An acrylic painting I did a few years back is an abstract depiction of my buried concept of Kennedy. Photos of JFK and myself are hidden by dripping dabbles and undulating clusters of paint, almost obliterates to obscurity. There, this represents ways in which our identifies can be consumed by the ravages of time. As current events pile-up on your life, what you once stood for becomes distorted and transfigured by powerful historical forces, some of which are nefarious in nature.

This is what happens to our memories; many of the beautiful ones are polluted by the foulness of a reckless chain of events, that tend to bend their original essence. An example is Kennedy’s policy on Vietnam, which was just to provide advisers to help in curbing the aggressions of the Communists. This starts to get out of control, even in the early days of Kennedy’s administration. It had already changed by January 11th of 1962, when Kennedy announces noncombat troops in Vietnam have orders to fire if fired upon.


35th president

Isolate your memories. Make them pure. Meditate on a memory in a quiet, peaceful space. Picture clusters of events surrounding the event. Transport thyself back in time, by any means available to you. Hypnosis, meditation, or telepathic transportation – it all works! Remember, though, to not allow occurrences after the fact to despoil the puritanical instance in time that is the object of your affection.

You can, however, let events that preceded yours inform that event, because they did. For example, the Soviets put Sputnik into space in 1957. This influenced JFK to compete with the Soviets and start the Space Race, that he’s most well known for. So Sputnik can be considered when thinking about JFK’s speech.
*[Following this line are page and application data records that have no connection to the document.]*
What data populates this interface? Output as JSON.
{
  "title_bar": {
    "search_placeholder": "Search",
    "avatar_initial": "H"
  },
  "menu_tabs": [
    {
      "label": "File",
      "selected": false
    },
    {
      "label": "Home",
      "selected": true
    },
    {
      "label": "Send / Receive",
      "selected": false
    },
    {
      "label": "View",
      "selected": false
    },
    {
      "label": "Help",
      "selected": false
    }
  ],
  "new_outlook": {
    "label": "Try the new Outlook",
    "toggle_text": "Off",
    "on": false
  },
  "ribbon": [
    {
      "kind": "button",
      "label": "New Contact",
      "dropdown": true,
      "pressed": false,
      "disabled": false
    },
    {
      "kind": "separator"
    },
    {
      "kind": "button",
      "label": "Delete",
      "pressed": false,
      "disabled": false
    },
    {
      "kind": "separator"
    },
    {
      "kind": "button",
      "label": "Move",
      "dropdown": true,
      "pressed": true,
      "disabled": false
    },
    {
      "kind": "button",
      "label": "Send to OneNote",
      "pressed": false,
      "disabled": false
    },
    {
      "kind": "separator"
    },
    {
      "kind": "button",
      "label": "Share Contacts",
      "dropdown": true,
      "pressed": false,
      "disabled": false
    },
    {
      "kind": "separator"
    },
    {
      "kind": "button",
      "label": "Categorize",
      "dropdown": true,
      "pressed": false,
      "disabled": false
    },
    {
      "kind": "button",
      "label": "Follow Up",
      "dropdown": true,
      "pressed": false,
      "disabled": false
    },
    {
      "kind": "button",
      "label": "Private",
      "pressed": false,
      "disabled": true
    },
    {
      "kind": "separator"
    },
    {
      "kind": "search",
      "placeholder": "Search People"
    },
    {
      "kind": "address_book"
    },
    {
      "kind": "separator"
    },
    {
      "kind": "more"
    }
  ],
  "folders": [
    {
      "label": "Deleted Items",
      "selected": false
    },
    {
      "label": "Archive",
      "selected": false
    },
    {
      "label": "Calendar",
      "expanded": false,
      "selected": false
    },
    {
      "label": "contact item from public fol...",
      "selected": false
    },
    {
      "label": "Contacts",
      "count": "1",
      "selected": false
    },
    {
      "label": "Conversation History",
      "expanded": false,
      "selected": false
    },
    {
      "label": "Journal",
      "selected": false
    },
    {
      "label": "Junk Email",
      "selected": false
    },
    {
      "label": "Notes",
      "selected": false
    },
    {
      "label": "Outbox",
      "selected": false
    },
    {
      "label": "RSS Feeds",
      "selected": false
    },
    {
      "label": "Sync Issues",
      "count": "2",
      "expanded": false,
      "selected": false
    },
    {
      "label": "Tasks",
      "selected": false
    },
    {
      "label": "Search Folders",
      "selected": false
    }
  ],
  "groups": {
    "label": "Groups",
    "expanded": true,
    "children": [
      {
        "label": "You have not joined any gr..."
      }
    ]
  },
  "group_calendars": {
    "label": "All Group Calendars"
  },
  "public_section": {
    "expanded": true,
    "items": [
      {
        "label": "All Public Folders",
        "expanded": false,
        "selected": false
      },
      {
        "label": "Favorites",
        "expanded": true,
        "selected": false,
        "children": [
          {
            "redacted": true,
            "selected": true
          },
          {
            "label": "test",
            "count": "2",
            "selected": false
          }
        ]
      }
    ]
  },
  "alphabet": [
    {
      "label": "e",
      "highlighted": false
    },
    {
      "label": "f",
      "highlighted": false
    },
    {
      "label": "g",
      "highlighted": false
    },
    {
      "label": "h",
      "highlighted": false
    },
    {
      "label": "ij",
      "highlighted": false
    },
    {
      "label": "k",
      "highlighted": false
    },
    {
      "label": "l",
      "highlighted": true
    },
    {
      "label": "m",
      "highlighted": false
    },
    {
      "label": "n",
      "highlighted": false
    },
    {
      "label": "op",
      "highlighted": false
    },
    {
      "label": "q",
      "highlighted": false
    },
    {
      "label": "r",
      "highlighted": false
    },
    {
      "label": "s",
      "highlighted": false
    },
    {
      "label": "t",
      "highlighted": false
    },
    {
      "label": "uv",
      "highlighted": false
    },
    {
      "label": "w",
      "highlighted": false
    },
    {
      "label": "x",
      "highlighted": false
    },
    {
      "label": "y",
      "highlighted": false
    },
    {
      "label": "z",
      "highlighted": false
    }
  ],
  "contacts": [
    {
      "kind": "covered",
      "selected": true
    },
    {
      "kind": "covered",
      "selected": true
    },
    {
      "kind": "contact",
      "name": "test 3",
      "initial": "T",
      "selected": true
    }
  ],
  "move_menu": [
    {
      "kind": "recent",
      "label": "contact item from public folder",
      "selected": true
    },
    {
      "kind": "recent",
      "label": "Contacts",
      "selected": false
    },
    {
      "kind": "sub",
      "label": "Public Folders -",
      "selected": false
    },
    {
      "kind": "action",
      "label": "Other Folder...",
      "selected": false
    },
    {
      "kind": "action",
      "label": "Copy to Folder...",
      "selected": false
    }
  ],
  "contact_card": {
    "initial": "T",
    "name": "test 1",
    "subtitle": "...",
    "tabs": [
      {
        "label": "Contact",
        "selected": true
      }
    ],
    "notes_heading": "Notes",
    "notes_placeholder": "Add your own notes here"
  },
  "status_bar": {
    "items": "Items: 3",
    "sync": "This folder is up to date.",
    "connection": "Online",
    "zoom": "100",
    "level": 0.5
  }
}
It’s part of the chain of history.

But when I’m remembering seeing The President I shouldn’t think on the Cuban Missile Crisis, since that hadn’t happened yet. That’s a no no, since it had no affect on the memory. The challenge before us is to stay sequential, chronology is everything, unless you dispute the suggestion that history is linear. And you should write down your significant memories for posterity, lest they be lost forever.

“My daddy is sleepin’ and mama ain’t around, Yeah daddy is sleepin’ and mama ain’t around, We’re gonna twisty twisty twisty, ‘Til we turn the house down. Come on and twist yeah baby twist, Oooh-yeah just like this, Come on little miss and do the twist.” The Twist-Chubby Checker

The NASA Film of John F.Kennedy’s Speech at Rice Stadium in Houston, Texas (September 12, 1962)